To determine the recurrence rate of anaphylaxis in children medically attended in an emergency department (ED), we performed a prospective cohort study to evaluate prehospital and ED management of children with recurrent anaphylaxis and to assess factors associated with recurrent anaphylaxis.As part of the Cross-Canada Anaphylaxis Registry, parents of children with anaphylaxis identified prospectively in 3 EDs and through an emergency medical response service were contacted annually after presentation and queried on subsequent reactions. Cox regression analysis determined factors associated with recurrence.Among 292 children who were registered as having had medical attended anaphylaxis, 68.5% completed annual follow-up questionnaires. Forty-seven patients experienced 65 episodes of anaphylaxis during 369 patient-years of follow-up. Food was the trigger in 84.6% of cases, and epinephrine was used in 66.2%. In 50.8%, epinephrine was used outside the health care facility, and 81.7% were brought to a health care facility for treatment. Asthma, reaction triggered by food, and use of epinephrine during the index episode increased the odds of recurrent reaction. Patients whose initial reaction was triggered by peanut were less likely to have a recurrent reaction.We report a yearly anaphylaxis recurrence rate of 17.6% in children. There is substantial underuse of epinephrine in cases of anaphylaxis. Educational programs that promote effective avoidance strategies and prompt use of epinephrine are required.

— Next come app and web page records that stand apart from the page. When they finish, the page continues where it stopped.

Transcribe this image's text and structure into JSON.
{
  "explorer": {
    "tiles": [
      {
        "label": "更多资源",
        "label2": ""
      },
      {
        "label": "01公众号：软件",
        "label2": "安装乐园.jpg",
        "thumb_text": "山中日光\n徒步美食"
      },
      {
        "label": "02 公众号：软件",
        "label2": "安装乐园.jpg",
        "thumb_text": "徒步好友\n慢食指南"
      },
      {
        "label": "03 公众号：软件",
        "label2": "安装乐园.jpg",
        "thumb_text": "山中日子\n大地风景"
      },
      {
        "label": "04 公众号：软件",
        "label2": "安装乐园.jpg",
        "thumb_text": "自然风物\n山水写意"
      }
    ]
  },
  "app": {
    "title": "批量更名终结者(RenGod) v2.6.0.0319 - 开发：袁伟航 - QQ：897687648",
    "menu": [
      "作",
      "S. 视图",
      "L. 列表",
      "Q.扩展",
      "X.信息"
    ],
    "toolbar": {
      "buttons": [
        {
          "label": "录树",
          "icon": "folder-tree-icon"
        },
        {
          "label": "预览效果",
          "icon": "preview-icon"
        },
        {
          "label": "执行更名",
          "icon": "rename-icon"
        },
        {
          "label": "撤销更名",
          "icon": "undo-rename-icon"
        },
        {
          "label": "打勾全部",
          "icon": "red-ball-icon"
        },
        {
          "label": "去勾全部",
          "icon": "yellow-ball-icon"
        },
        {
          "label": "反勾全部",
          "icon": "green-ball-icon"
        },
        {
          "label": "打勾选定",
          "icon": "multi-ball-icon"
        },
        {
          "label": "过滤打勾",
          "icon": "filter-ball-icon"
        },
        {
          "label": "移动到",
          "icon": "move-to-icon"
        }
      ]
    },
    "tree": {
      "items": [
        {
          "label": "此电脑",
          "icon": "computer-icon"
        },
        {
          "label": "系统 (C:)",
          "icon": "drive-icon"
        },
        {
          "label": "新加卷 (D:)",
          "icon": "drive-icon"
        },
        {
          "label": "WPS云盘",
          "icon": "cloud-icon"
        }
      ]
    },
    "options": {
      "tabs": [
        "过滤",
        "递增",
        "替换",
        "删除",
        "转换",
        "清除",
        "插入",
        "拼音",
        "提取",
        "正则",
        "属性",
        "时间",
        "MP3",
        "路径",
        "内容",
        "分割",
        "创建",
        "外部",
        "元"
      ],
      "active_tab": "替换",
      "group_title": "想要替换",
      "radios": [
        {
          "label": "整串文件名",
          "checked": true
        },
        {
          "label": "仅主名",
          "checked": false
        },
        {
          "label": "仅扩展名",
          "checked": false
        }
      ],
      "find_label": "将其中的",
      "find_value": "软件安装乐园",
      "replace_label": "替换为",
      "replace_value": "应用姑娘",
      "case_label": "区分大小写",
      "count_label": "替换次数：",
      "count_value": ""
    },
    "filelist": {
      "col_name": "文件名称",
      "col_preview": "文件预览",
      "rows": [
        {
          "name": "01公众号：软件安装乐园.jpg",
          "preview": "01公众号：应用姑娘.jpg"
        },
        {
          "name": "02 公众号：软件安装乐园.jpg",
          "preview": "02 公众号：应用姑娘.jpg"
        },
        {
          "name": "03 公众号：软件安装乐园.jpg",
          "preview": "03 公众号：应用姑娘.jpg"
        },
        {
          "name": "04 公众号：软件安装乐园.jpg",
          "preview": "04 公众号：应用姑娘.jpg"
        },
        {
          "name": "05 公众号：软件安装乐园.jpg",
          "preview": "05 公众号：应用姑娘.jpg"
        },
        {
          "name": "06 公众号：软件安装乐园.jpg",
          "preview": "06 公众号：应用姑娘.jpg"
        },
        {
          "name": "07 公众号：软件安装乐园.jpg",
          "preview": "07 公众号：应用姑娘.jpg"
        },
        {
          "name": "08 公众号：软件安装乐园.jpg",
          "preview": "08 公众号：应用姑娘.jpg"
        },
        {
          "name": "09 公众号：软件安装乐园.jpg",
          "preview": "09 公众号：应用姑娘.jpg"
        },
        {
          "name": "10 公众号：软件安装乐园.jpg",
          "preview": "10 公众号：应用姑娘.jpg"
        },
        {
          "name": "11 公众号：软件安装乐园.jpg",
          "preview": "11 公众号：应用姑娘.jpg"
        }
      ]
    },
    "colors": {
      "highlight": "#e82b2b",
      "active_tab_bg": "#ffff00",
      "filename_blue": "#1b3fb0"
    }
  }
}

Loading Food Directorate collaborators
Loading Food Directorate collaborators